Clocks, after all, are really instruments playing lengthy sets of ostinatos, and Gyorgy Ligeti's (in)famous Po me Symphonique for an orchestra of 100 metronomes makes spirited use of the way they combine and run down in dizzyingly complex inter-relationships.

Try listening to Harrison Birtwistle's Harrison's Clocks. Inspired by Dava Sobel's best-seller Longitude, each of the five sections in this half-hour piano piece, superbly recorded by Joanna Macgregor, is a "portrait" of a different chronometer, with its own internal mechanism and its own shifting patterns of ticks and tocks. It's almost impossible to play but marvellous to hear. And if you want a brief contrasting piece about the disordering of time, listen to Penny Lane by The Beatles. The apparently simple 8-bar opening tune is unusually divided into a pattern of 4+3+1, and then the dominant 7th on the word "meanwhile" precipitately wrenches the song's harmony, confusing simultaneously our sense of syntax and chronology.

Log-in as an existing print or digital subscriber

Forgotten your subscriber ID?


To access this content and the full TES archive, subscribe now.

View subscriber offers

Get TES online and delivered to your door – for less than the price of a coffee
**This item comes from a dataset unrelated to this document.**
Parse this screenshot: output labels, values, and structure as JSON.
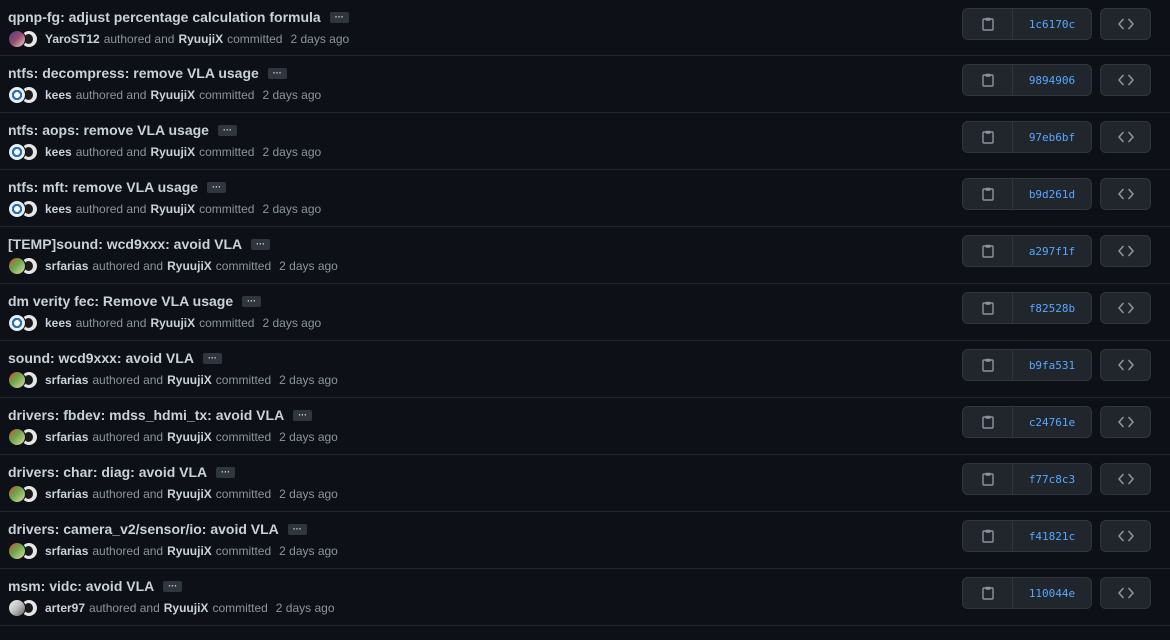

Save 33% off the cover price with this great subscription offer. Every copy delivered to your door by first-class post, plus full access to TES online and the TES app for just £1.90 per week.
Subscribers also enjoy a range of fantastic offers and benefits worth over £270:

  • Discounts off TES Institute courses
  • Access over 200,000 articles in the TES online archive
  • Free Tastecard membership worth £79.99
  • Discounts with Zipcar,, Virgin Wines and other partners
Order your low-cost subscription today